Requirement: The response should be an exact copy of the records, with the pictures removed.

Content starts

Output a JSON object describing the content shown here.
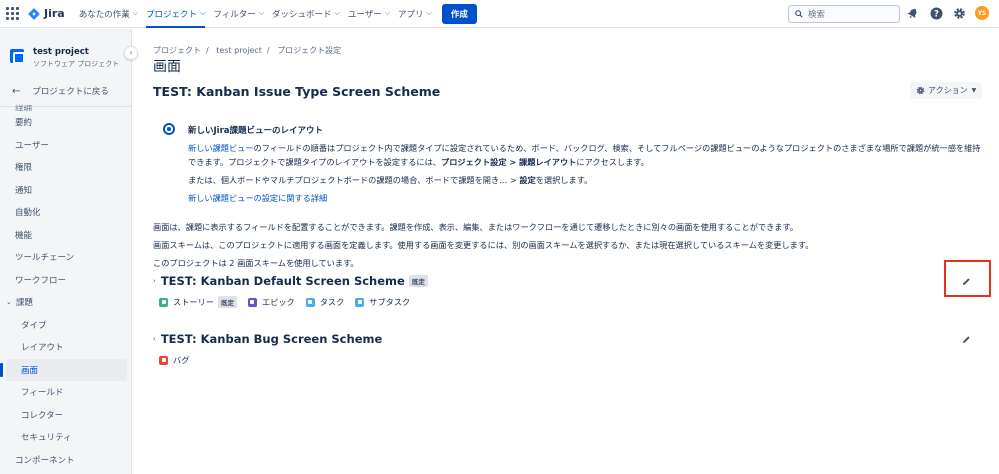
{
  "topnav": {
    "logo_text": "Jira",
    "items": [
      {
        "label": "あなたの作業",
        "active": false
      },
      {
        "label": "プロジェクト",
        "active": true
      },
      {
        "label": "フィルター",
        "active": false
      },
      {
        "label": "ダッシュボード",
        "active": false
      },
      {
        "label": "ユーザー",
        "active": false
      },
      {
        "label": "アプリ",
        "active": false
      }
    ],
    "create_label": "作成",
    "search_placeholder": "検索",
    "avatar_initials": "YS"
  },
  "sidebar": {
    "project_name": "test project",
    "project_type": "ソフトウェア プロジェクト",
    "back_label": "プロジェクトに戻る",
    "partial_item": "詳細",
    "items": [
      {
        "label": "要約"
      },
      {
        "label": "ユーザー"
      },
      {
        "label": "権限"
      },
      {
        "label": "通知"
      },
      {
        "label": "自動化"
      },
      {
        "label": "機能"
      },
      {
        "label": "ツールチェーン"
      },
      {
        "label": "ワークフロー"
      }
    ],
    "group_label": "課題",
    "sub_items": [
      {
        "label": "タイプ"
      },
      {
        "label": "レイアウト"
      },
      {
        "label": "画面",
        "selected": true
      },
      {
        "label": "フィールド"
      },
      {
        "label": "コレクター"
      },
      {
        "label": "セキュリティ"
      }
    ],
    "last_item": "コンポーネント"
  },
  "main": {
    "breadcrumb": [
      "プロジェクト",
      "test project",
      "プロジェクト設定"
    ],
    "page_title": "画面",
    "scheme_title": "TEST: Kanban Issue Type Screen Scheme",
    "action_label": "アクション",
    "info": {
      "title": "新しいJira課題ビューのレイアウト",
      "p1_link": "新しい課題ビュー",
      "p1_text": "のフィールドの順番はプロジェクト内で課題タイプに設定されているため、ボード、バックログ、検索、そしてフルページの課題ビューのようなプロジェクトのさまざまな場所で課題が統一感を維持",
      "p1_line2_pre": "できます。プロジェクトで課題タイプのレイアウトを設定するには、",
      "p1_line2_bold": "プロジェクト設定 > 課題レイアウト",
      "p1_line2_post": "にアクセスします。",
      "p2_pre": "または、個人ボードやマルチプロジェクトボードの課題の場合、ボードで課題を開き… > ",
      "p2_bold": "設定",
      "p2_post": "を選択します。",
      "link": "新しい課題ビューの設定に関する詳細"
    },
    "para1": "画面は、課題に表示するフィールドを配置することができます。課題を作成、表示、編集、またはワークフローを通じて遷移したときに別々の画面を使用することができます。",
    "para2": "画面スキームは、このプロジェクトに適用する画面を定義します。使用する画面を変更するには、別の画面スキームを選択するか、または現在選択しているスキームを変更します。",
    "para3": "このプロジェクトは 2 画面スキームを使用しています。",
    "schemes": [
      {
        "name": "TEST: Kanban Default Screen Scheme",
        "badge": "既定",
        "issue_types": [
          {
            "label": "ストーリー",
            "color": "#36b37e",
            "badge": "既定"
          },
          {
            "label": "エピック",
            "color": "#6554c0"
          },
          {
            "label": "タスク",
            "color": "#4bade8"
          },
          {
            "label": "サブタスク",
            "color": "#4bade8"
          }
        ]
      },
      {
        "name": "TEST: Kanban Bug Screen Scheme",
        "issue_types": [
          {
            "label": "バグ",
            "color": "#e5493a"
          }
        ]
      }
    ]
  }
}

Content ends

Response to this task:
Output a JSON object describing the content shown here.
{
  "topnav": {
    "logo_text": "Jira",
    "items": [
      {
        "label": "あなたの作業",
        "active": false
      },
      {
        "label": "プロジェクト",
        "active": true
      },
      {
        "label": "フィルター",
        "active": false
      },
      {
        "label": "ダッシュボード",
        "active": false
      },
      {
        "label": "ユーザー",
        "active": false
      },
      {
        "label": "アプリ",
        "active": false
      }
    ],
    "create_label": "作成",
    "search_placeholder": "検索",
    "avatar_initials": "YS"
  },
  "sidebar": {
    "project_name": "test project",
    "project_type": "ソフトウェア プロジェクト",
    "back_label": "プロジェクトに戻る",
    "partial_item": "詳細",
    "items": [
      {
        "label": "要約"
      },
      {
        "label": "ユーザー"
      },
      {
        "label": "権限"
      },
      {
        "label": "通知"
      },
      {
        "label": "自動化"
      },
      {
        "label": "機能"
      },
      {
        "label": "ツールチェーン"
      },
      {
        "label": "ワークフロー"
      }
    ],
    "group_label": "課題",
    "sub_items": [
      {
        "label": "タイプ"
      },
      {
        "label": "レイアウト"
      },
      {
        "label": "画面",
        "selected": true
      },
      {
        "label": "フィールド"
      },
      {
        "label": "コレクター"
      },
      {
        "label": "セキュリティ"
      }
    ],
    "last_item": "コンポーネント"
  },
  "main": {
    "breadcrumb": [
      "プロジェクト",
      "test project",
      "プロジェクト設定"
    ],
    "page_title": "画面",
    "scheme_title": "TEST: Kanban Issue Type Screen Scheme",
    "action_label": "アクション",
    "info": {
      "title": "新しいJira課題ビューのレイアウト",
      "p1_link": "新しい課題ビュー",
      "p1_text": "のフィールドの順番はプロジェクト内で課題タイプに設定されているため、ボード、バックログ、検索、そしてフルページの課題ビューのようなプロジェクトのさまざまな場所で課題が統一感を維持",
      "p1_line2_pre": "できます。プロジェクトで課題タイプのレイアウトを設定するには、",
      "p1_line2_bold": "プロジェクト設定 > 課題レイアウト",
      "p1_line2_post": "にアクセスします。",
      "p2_pre": "または、個人ボードやマルチプロジェクトボードの課題の場合、ボードで課題を開き… > ",
      "p2_bold": "設定",
      "p2_post": "を選択します。",
      "link": "新しい課題ビューの設定に関する詳細"
    },
    "para1": "画面は、課題に表示するフィールドを配置することができます。課題を作成、表示、編集、またはワークフローを通じて遷移したときに別々の画面を使用することができます。",
    "para2": "画面スキームは、このプロジェクトに適用する画面を定義します。使用する画面を変更するには、別の画面スキームを選択するか、または現在選択しているスキームを変更します。",
    "para3": "このプロジェクトは 2 画面スキームを使用しています。",
    "schemes": [
      {
        "name": "TEST: Kanban Default Screen Scheme",
        "badge": "既定",
        "issue_types": [
          {
            "label": "ストーリー",
            "color": "#36b37e",
            "badge": "既定"
          },
          {
            "label": "エピック",
            "color": "#6554c0"
          },
          {
            "label": "タスク",
            "color": "#4bade8"
          },
          {
            "label": "サブタスク",
            "color": "#4bade8"
          }
        ]
      },
      {
        "name": "TEST: Kanban Bug Screen Scheme",
        "issue_types": [
          {
            "label": "バグ",
            "color": "#e5493a"
          }
        ]
      }
    ]
  }
}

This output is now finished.